Virtual Power vs Power Meter FTP

power-meter

#1

Hello Folks, Hopefully this sparks some healthy & fun discussion:

The painful reality: My power meter FTP ramp test results are Significantly Lower than my my virtual power. I did a ramp test this week with 2 computers running TR, 1 using my new Vectors & the other using good ol’ Virtual Power. The Power meter FTP was 190 & the Virtual Power was 265.

The back story: I just bought my first power meter (Garmin vector 3) after using Trainer Road’s virtual power for roughly 1 year. FWIW, I’m on a cyclops super magneto pro & I was using Garmin speed & cadence sensors. Now I had read that one should expect a drop in power when switching to an actual power meter… But i was a little disheartened to see that my virtual power “big gains” from 190-265 over the past year were probably not all that real.

Now I’ve kind of accepted that I’m a significantly worse cyclist than I thought. Just curious what others experience with the difference between virtual power & power meter results.


#2

I wouldn’t worry about it. You are what you are and you’re trying to improve.

Now you have the same power indoors and out you’ve got the best setup.


#3

Does it really make a difference? I trained for a couple of years with virtual power and had a ridiculous figure for my FTP. Retested when I got a power meter and the result was much different. The important thing is that the figure is consistent and you’re training at the right intensity. Be that 400W or 200W. And that change does not make you a significantly worse cyclist, nor negate any gains you’d made while training with vitual power.


#4

I think you are thinking about this incorrectly. Those gains were absolutely real! You are just using a different, more accurate method to assess power now. So you got a ton stronger over the past year - you built your FTP up to 190 on an accurate power meter - this just means you started lower than that a year ago


#5

Yup. Gains are gains.

Look at the same “ruler” and measure the delta on that one only. To that end, look at the percentages between your start and end point. That delta is a REAL way to measure the gains.
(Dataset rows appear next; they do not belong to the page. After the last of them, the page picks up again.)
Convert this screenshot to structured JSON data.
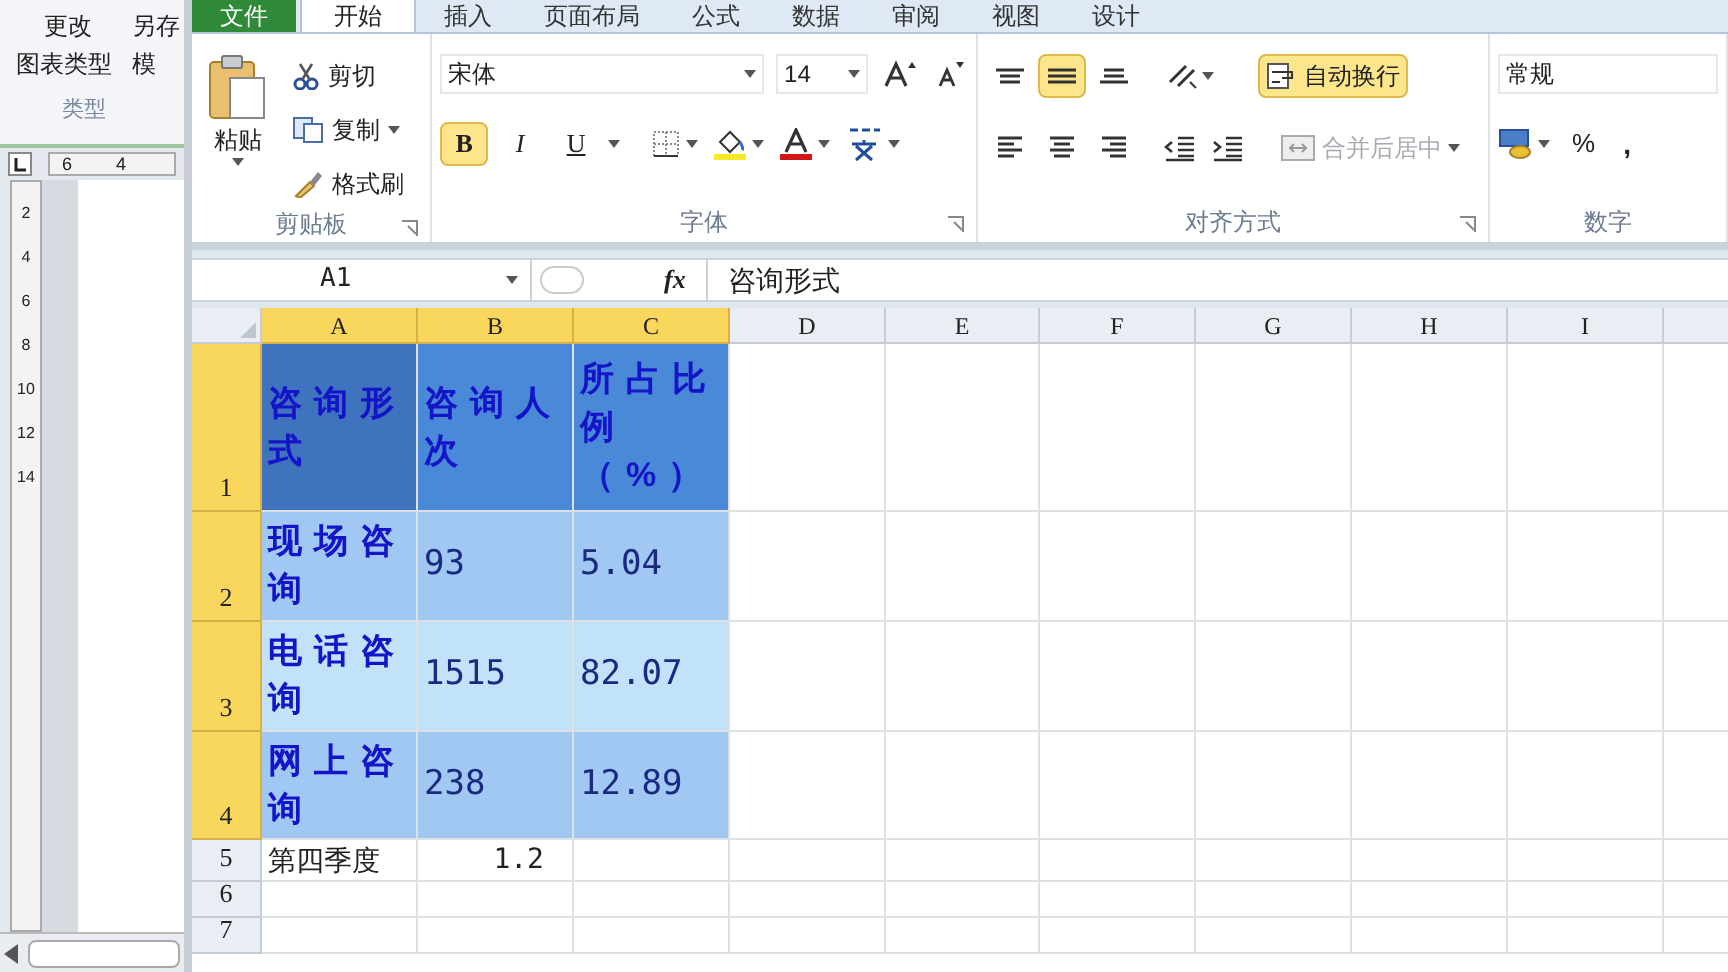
{
  "word_window": {
    "commands": [
      "更改",
      "另存",
      "图表类型",
      "模"
    ],
    "group_label": "类型",
    "ruler_marks": [
      "6",
      "4"
    ],
    "vertical_ruler_marks": [
      "2",
      "4",
      "6",
      "8",
      "10",
      "12",
      "14"
    ]
  },
  "tabs": [
    {
      "label": "文件",
      "selected": false,
      "kind": "file"
    },
    {
      "label": "开始",
      "selected": true,
      "kind": "tab"
    },
    {
      "label": "插入",
      "selected": false,
      "kind": "tab"
    },
    {
      "label": "页面布局",
      "selected": false,
      "kind": "tab"
    },
    {
      "label": "公式",
      "selected": false,
      "kind": "tab"
    },
    {
      "label": "数据",
      "selected": false,
      "kind": "tab"
    },
    {
      "label": "审阅",
      "selected": false,
      "kind": "tab"
    },
    {
      "label": "视图",
      "selected": false,
      "kind": "tab"
    },
    {
      "label": "设计",
      "selected": false,
      "kind": "tab"
    }
  ],
  "clipboard": {
    "paste": "粘贴",
    "cut": "剪切",
    "copy": "复制",
    "format_painter": "格式刷",
    "label": "剪贴板"
  },
  "font": {
    "name": "宋体",
    "size": "14",
    "bold_label": "B",
    "italic_label": "I",
    "underline_label": "U",
    "bold": true,
    "italic": false,
    "underline": false,
    "label": "字体"
  },
  "alignment": {
    "vertical": [
      {
        "selected": false
      },
      {
        "selected": true
      },
      {
        "selected": false
      }
    ],
    "horizontal": [
      {
        "selected": false
      },
      {
        "selected": false
      },
      {
        "selected": false
      }
    ],
    "wrap_text": {
      "label": "自动换行",
      "selected": true
    },
    "merge_center": {
      "label": "合并后居中",
      "disabled": true
    },
    "label": "对齐方式"
  },
  "number": {
    "format": "常规",
    "percent": "%",
    "comma": ",",
    "label": "数字"
  },
  "formula_bar": {
    "name_box": "A1",
    "fx": "fx",
    "content": "咨询形式"
  },
  "columns": [
    {
      "label": "A",
      "selected": true
    },
    {
      "label": "B",
      "selected": true
    },
    {
      "label": "C",
      "selected": true
    },
    {
      "label": "D",
      "selected": false
    },
    {
      "label": "E",
      "selected": false
    },
    {
      "label": "F",
      "selected": false
    },
    {
      "label": "G",
      "selected": false
    },
    {
      "label": "H",
      "selected": false
    },
    {
      "label": "I",
      "selected": false
    }
  ],
  "rows": [
    {
      "header": "1",
      "selected": true,
      "cells": [
        {
          "text": "咨询形式",
          "kind": "title",
          "color": "#3f73bd"
        },
        {
          "text": "咨询人次",
          "kind": "title",
          "color": "#4a88d8"
        },
        {
          "text": "所占比例（%）",
          "kind": "title",
          "color": "#4a88d8"
        }
      ]
    },
    {
      "header": "2",
      "selected": true,
      "cells": [
        {
          "text": "现场咨询",
          "kind": "title",
          "color": "#a0c8f2"
        },
        {
          "text": "93",
          "kind": "value",
          "color": "#a0c8f2"
        },
        {
          "text": "5.04",
          "kind": "value",
          "color": "#a0c8f2"
        }
      ]
    },
    {
      "header": "3",
      "selected": true,
      "cells": [
        {
          "text": "电话咨询",
          "kind": "title",
          "color": "#c2e2fa"
        },
        {
          "text": "1515",
          "kind": "value",
          "color": "#c2e2fa"
        },
        {
          "text": "82.07",
          "kind": "value",
          "color": "#c2e2fa"
        }
      ]
    },
    {
      "header": "4",
      "selected": true,
      "cells": [
        {
          "text": "网上咨询",
          "kind": "title",
          "color": "#a0c8f2"
        },
        {
          "text": "238",
          "kind": "value",
          "color": "#a0c8f2"
        },
        {
          "text": "12.89",
          "kind": "value",
          "color": "#a0c8f2"
        }
      ]
    },
    {
      "header": "5",
      "selected": false,
      "cells": [
        {
          "text": "第四季度",
          "kind": "text"
        },
        {
          "text": "1.2",
          "kind": "number"
        }
      ]
    },
    {
      "header": "6",
      "selected": false,
      "cells": []
    },
    {
      "header": "7",
      "selected": false,
      "cells": []
    }
  ]
}
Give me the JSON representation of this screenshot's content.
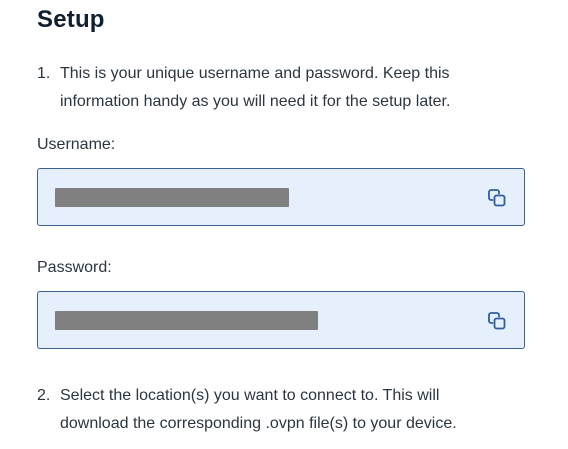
{
  "setup": {
    "title": "Setup",
    "steps": [
      {
        "number": "1.",
        "text": "This is your unique username and password. Keep this information handy as you will need it for the setup later."
      },
      {
        "number": "2.",
        "text": "Select the location(s) you want to connect to. This will download the corresponding .ovpn file(s) to your device."
      }
    ],
    "username": {
      "label": "Username:",
      "value_state": "redacted",
      "copy_icon": "copy-icon"
    },
    "password": {
      "label": "Password:",
      "value_state": "redacted",
      "copy_icon": "copy-icon"
    }
  },
  "colors": {
    "field_background": "#e6f0fc",
    "field_border": "#3b5f93",
    "redaction": "#808080",
    "icon": "#2d5e9e",
    "heading": "#0f1f2e",
    "body_text": "#2b3640"
  }
}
Having a more accurate (true to life number) is nice, but not necessarily any better. One of the only advantages of real power vs virtual power is the ability to compare to other riders with similarly accurate equipment.

Having said that, DON’T do it :stuck_out_tongue:
Focus on your own training, and gains relative your own starting point. Try to resist the temptation to measure yourself against others. It really doesn’t help much and can lead to poor choices in some cases.


#6

Wow- Thanks all for the therapy session! Hopefully this is helpful for others when they drop $$ on a power meter & have buyers remorse for similar reasons lol.

But in all seriousness, thanks for the encouragement!


#7

No need for remorse. The common mistake is to take virtual power for more than it is. Sadly, since we still call them watts, people often consider them the same as a PM wattage. Sometimes they are, but often they are not.

So, ignore the past values as they are irrelevant in an absolute sense, but the percentage gains are still what matter.

Take your new power meter, run a Ramp Test (or your other FTP test preference), and use that value as your new baseline. Use that new FTP and measure against it in the future to see your continued progress.

The simple idea is that you just swapped measuring sticks. It might as well be like thinking you switched out an old Imperial tool with a new style Metric tool. They both measured stuff, but with different values.


#8

The other benefit of real power is in having faster response to output, virtual power is dreadful for short power work.